Your answer should be every line with the word "devoluciones", copied from the data below.

DATA IN THIS EXERCISE -
══════
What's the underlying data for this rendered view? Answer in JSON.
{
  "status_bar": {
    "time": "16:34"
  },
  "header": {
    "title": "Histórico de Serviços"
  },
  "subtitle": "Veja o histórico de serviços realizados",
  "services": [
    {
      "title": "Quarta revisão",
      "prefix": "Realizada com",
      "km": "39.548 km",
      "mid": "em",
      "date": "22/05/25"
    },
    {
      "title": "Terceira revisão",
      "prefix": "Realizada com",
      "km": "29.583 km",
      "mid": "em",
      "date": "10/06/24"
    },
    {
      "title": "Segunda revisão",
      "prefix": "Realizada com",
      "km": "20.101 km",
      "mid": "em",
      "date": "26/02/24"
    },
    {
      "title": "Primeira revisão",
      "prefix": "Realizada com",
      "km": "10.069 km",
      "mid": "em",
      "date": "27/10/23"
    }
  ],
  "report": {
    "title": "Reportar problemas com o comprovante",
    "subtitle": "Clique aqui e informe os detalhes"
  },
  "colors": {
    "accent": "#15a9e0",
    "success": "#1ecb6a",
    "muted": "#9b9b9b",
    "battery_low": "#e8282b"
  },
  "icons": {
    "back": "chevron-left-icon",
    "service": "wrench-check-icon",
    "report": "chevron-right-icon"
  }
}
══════
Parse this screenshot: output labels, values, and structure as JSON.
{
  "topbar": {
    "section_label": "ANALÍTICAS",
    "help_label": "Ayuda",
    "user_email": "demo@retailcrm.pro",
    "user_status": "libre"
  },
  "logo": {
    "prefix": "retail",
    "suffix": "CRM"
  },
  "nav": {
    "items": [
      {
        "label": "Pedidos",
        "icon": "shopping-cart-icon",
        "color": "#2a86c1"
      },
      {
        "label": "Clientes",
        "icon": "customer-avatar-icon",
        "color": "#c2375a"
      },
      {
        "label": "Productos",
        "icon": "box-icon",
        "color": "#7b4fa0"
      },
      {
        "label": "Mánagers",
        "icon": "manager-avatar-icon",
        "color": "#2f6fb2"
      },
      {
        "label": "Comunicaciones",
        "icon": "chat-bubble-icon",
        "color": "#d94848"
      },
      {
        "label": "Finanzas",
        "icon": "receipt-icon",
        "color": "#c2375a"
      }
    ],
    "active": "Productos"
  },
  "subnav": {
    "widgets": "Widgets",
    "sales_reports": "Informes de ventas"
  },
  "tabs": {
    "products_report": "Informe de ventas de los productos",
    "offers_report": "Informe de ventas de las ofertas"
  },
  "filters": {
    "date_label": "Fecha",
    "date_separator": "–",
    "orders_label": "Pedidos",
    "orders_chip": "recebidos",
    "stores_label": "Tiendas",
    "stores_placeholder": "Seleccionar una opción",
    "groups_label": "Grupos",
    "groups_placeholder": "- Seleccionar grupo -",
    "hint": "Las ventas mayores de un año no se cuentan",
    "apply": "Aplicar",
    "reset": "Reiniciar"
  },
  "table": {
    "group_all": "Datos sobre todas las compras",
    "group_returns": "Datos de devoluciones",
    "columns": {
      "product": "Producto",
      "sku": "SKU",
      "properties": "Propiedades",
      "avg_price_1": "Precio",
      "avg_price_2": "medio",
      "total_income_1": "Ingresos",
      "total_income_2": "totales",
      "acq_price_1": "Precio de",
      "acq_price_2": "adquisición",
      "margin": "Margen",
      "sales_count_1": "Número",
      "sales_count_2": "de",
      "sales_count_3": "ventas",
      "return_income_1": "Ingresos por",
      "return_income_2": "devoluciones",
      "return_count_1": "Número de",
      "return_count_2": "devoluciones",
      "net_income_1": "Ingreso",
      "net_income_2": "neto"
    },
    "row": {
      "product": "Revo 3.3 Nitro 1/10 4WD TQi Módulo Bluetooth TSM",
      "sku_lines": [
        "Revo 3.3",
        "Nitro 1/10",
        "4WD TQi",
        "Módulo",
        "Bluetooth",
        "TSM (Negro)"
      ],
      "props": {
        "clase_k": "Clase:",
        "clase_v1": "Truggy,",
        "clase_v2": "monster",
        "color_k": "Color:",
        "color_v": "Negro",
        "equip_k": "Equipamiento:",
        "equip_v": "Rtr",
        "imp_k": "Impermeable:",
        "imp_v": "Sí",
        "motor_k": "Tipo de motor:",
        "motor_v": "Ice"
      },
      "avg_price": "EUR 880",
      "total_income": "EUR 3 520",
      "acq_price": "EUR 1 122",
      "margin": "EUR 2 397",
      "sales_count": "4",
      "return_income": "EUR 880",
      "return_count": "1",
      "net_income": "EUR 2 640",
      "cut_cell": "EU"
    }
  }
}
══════
TASK OUTPUT -
    "group_returns": "Datos de devoluciones",
      "return_income_2": "devoluciones",
      "return_count_2": "devoluciones",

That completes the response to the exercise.